── SUPPLIED RECORDS
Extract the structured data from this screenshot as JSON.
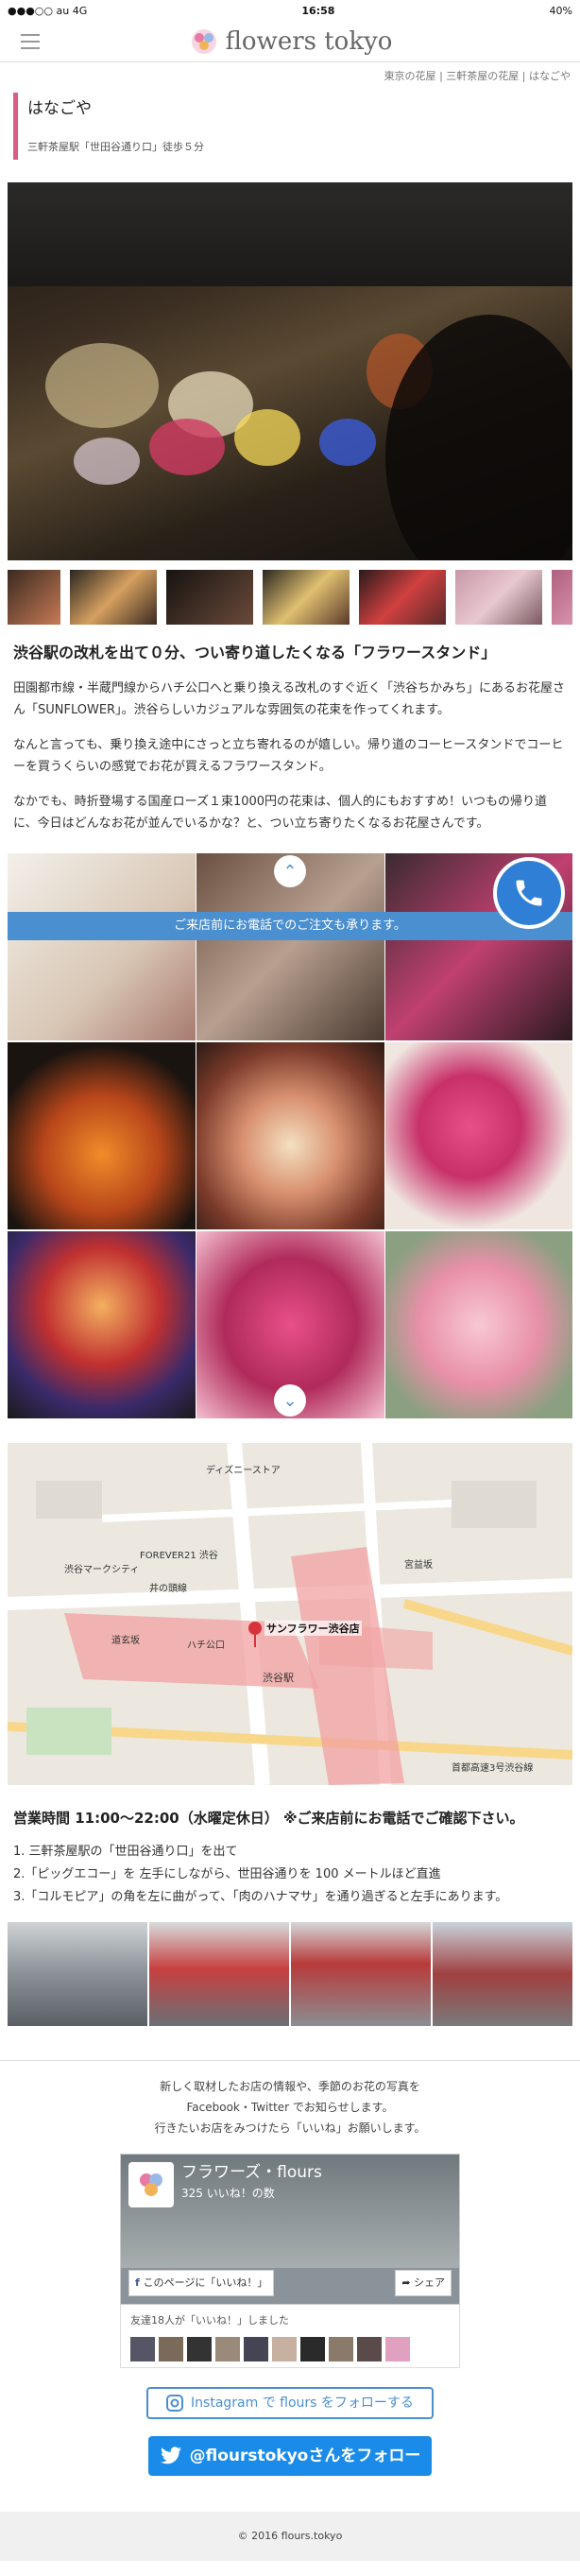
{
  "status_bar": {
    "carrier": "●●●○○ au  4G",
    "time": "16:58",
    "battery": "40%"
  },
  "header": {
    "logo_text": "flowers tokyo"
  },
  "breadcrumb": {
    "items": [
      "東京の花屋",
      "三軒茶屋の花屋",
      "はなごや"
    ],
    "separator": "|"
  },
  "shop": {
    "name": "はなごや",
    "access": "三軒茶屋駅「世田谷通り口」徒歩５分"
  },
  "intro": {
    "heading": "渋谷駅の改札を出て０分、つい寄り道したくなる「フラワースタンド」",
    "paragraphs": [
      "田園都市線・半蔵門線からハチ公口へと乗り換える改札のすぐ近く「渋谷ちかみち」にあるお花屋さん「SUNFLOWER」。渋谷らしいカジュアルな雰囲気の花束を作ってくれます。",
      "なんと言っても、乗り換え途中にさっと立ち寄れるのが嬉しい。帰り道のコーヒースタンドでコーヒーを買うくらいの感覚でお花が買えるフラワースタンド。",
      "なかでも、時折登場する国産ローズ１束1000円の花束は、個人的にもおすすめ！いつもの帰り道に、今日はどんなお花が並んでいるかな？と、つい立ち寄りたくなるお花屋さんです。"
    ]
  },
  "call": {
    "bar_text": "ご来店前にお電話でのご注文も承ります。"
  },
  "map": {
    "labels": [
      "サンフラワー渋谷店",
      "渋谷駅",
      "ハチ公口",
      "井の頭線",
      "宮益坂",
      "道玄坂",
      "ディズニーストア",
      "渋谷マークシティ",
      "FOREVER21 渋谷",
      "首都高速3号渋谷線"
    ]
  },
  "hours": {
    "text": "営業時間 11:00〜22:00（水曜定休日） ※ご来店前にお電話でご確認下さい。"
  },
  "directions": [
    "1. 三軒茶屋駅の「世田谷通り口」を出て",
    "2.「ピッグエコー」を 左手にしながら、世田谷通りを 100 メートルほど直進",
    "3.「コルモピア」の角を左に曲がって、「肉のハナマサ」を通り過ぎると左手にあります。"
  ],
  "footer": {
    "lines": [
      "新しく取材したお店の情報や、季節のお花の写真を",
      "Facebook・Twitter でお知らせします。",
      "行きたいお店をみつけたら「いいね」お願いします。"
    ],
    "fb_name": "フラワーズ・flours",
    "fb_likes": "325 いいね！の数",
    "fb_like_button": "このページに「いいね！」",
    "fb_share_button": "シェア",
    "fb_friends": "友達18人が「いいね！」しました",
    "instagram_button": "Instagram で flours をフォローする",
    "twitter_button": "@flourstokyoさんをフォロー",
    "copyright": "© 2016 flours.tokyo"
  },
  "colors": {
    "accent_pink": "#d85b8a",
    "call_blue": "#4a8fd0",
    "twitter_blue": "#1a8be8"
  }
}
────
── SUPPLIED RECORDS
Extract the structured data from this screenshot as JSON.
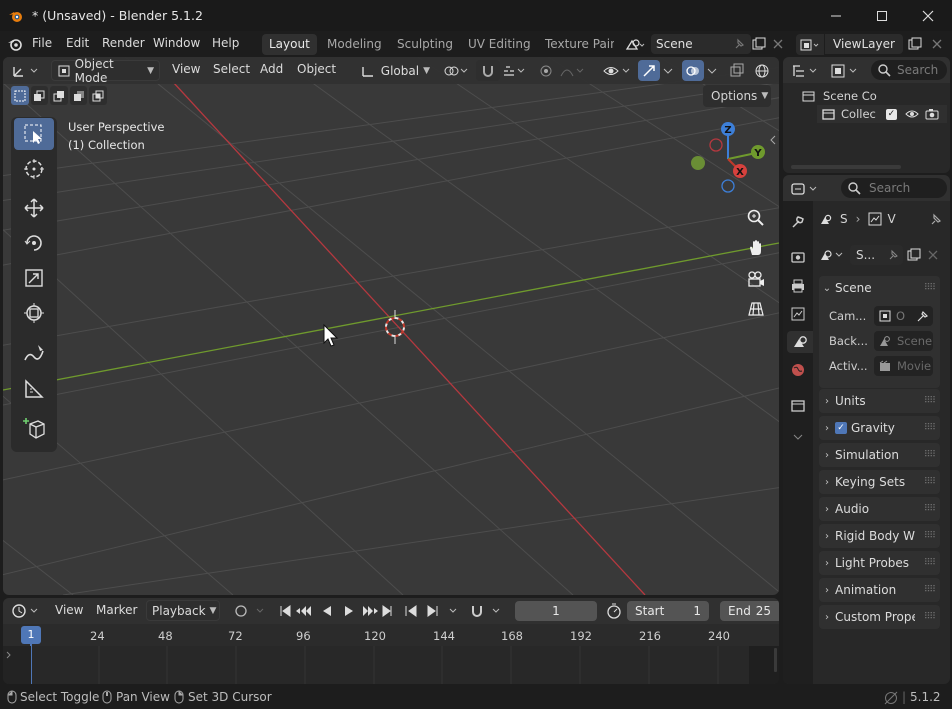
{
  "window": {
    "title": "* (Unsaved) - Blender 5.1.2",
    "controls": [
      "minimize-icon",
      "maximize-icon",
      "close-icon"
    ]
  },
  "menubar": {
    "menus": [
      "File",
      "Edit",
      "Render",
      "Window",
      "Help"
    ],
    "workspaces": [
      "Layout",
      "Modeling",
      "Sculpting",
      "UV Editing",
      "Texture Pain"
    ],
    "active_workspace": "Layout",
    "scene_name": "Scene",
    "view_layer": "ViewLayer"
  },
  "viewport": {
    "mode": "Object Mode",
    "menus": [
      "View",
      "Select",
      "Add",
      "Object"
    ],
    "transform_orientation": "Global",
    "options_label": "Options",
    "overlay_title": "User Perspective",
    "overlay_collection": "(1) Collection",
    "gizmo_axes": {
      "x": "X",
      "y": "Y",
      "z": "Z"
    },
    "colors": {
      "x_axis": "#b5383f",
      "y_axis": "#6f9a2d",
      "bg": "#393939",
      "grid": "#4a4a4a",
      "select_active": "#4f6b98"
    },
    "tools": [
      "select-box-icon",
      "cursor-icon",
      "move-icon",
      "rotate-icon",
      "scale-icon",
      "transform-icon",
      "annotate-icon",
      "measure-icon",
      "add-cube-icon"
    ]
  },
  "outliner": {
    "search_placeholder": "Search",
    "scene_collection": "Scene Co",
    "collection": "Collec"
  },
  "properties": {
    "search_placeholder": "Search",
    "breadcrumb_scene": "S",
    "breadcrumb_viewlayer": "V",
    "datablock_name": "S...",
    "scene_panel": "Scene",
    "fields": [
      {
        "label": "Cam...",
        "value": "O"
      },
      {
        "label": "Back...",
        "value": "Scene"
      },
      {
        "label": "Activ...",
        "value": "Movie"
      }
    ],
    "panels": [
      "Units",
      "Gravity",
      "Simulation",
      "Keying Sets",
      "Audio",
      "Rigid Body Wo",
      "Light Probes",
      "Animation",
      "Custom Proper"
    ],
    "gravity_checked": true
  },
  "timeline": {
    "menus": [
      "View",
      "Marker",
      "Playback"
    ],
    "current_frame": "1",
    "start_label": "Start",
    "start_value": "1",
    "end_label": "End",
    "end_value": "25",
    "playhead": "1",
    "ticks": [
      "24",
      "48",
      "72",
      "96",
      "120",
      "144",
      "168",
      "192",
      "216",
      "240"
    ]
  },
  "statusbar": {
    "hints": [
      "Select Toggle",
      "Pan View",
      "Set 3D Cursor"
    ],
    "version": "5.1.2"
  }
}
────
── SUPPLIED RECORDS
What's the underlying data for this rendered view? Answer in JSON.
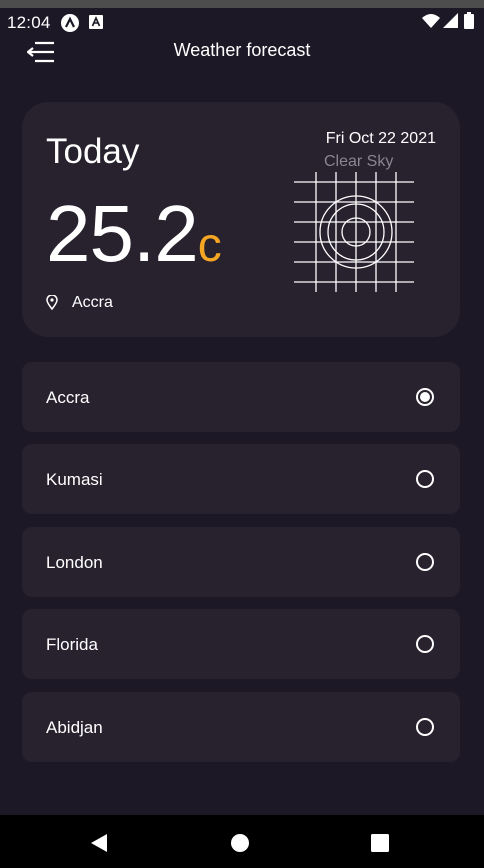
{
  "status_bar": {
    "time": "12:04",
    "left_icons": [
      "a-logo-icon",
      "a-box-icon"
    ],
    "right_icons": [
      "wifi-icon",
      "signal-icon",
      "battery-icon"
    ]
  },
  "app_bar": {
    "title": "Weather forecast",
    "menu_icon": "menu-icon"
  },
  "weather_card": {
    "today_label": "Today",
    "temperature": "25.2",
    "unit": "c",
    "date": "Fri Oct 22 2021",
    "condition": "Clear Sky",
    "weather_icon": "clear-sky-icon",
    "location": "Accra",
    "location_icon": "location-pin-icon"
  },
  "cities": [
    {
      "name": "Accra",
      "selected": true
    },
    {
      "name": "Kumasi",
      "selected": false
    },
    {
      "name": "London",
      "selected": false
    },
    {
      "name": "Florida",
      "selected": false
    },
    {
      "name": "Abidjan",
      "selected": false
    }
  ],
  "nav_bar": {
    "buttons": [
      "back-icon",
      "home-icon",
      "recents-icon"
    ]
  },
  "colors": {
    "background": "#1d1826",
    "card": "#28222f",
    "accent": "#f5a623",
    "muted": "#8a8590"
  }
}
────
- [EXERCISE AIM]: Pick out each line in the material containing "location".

- [ANSWER TO THIS TASK]:
    "location": "Accra",
    "location_icon": "location-pin-icon"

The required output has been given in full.